I absolutely think the Mets should spend on the major league team, and be involved on all of the top free agents every year if they fit. But imagine having the ability to buy more than one very good free agent at a time? That could be accomplished by spending more on the draft and international free agency. Look at it this way: If you can have 2-3 guys in your starting rotation that are homegrown making near league minimum, how much more money does that provide for you to have to spend on the other members of the rotation and other spots? It certainly would stop you from dishing out silly deals like the one Oliver Perez received. The more talent you have that you produce yourself, the less commitments you have to make to outside players, which means less risk of a deal completely flopping in your face.
Of course not every prospect pans out. But that’s why you have to bring in good scouts with a good eye for talent, and trust them when they say player x is a sound investment at $300K. Let’s look at Erik Goeddel from the 2010 draft as an example. Jason Churchill of ESPN.com recently did an interview with Mike Diaz over at Mets Minor League Blog. In the interview he said about Goeddel that he was the most impressive arm that he saw on the UCLA Bruins last year, including likely top 3 pick in the 2011 draft, Gerrit Cole. Some think Goeddel ends up a closer type rather than a starter, but even if that’s the case, isn’t it a better investment with the $350K the Mets spent to sign Goeddel and develop their own good closer rather than giving out a contract like the one K-Rod received?

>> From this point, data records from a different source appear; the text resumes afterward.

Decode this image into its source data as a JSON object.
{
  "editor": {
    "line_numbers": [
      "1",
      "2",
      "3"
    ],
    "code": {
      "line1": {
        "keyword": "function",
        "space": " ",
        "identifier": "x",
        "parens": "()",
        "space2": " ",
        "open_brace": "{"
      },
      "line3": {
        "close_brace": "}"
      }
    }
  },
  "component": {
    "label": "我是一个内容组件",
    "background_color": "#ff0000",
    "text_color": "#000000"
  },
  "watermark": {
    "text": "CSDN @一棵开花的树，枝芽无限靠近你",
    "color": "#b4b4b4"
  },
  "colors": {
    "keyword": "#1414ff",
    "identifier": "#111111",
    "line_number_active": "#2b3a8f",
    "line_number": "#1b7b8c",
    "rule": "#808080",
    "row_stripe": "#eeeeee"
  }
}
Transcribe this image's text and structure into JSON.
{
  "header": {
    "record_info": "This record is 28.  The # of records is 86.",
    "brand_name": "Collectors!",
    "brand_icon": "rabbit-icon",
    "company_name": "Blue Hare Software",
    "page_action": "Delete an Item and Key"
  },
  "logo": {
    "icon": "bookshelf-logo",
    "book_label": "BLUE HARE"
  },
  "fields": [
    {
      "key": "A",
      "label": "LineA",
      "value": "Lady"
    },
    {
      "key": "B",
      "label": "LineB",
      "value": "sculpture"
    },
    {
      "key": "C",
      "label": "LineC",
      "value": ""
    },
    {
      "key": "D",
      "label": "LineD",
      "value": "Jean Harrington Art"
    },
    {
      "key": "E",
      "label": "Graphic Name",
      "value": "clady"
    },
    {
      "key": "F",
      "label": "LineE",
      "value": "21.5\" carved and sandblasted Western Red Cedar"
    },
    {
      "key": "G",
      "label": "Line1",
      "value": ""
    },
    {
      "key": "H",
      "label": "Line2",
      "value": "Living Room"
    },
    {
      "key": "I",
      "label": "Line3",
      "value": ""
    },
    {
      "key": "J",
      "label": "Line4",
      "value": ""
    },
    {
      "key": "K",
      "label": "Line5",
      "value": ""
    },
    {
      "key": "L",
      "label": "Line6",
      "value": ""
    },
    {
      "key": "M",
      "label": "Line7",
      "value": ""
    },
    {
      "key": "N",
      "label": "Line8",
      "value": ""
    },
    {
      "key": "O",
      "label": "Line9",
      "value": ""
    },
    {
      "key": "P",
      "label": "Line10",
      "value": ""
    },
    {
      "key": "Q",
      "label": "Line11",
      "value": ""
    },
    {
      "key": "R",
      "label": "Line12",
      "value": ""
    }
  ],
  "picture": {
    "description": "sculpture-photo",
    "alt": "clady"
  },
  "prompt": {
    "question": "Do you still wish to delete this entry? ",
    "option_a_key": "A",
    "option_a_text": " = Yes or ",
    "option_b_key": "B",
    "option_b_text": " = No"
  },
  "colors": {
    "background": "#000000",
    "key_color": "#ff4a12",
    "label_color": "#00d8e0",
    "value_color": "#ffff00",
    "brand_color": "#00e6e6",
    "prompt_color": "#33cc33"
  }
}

Are the Mets making progress in this area? Absolutely. I am seeing more and more youth infused into the team, especially in 2010, which is great. Now imagine they had more high level prospects? Ike Davis looks like he’ll be a fine player, you can find more Ike Davis types in the draft outside of round 1 even. Obviously the draft is a crapshoot, but the investment there long-term will be worth it. You’ll miss plenty, but when you do hit and produce that star, the dollar value he will be worth will be worth more than the entire draft you drafted him in. And then you don’t need to go pay $15M a year for it.
You can even win while making your farm grow. Look at the Red Sox, Angels, Twins. Every single year they are in the race, or the playoffs, and every single year their farm keeps improving. They have late picks, it’s all about having the right guys scouting (it all starts with a very strong scouting director), and being willing to spend when it fits. Of course you need your organizational fillers, and your guys who just project as back end starters etc, but if you can strategically spend in the draft, it’s more than worth your while. Look at what the Nationals did this year. AJ Cole, bonafide mid 1st round talent falls due to signability, and the Nats pay him even after giving out big $ to Bryce Harper.
I am not asking the team to every single round of the draft take the best player available, or every year in IFA sign the 3 best kids out there. Scout people, determine people who are worth spending on, and act on it. In the draft this is probably more often high school kids or draft eligible sophomores in college who will fall due to signability. Take some chances, and prepare to give the kids your scouts deem worth it some money. Then when you develop your own stars, you at that point can realize where you need to spend on outside players, and you can bring in the best of the best there. This is the way to build a powerhouse, and I hope whoever is named GM can implement a philiosophy similar to this.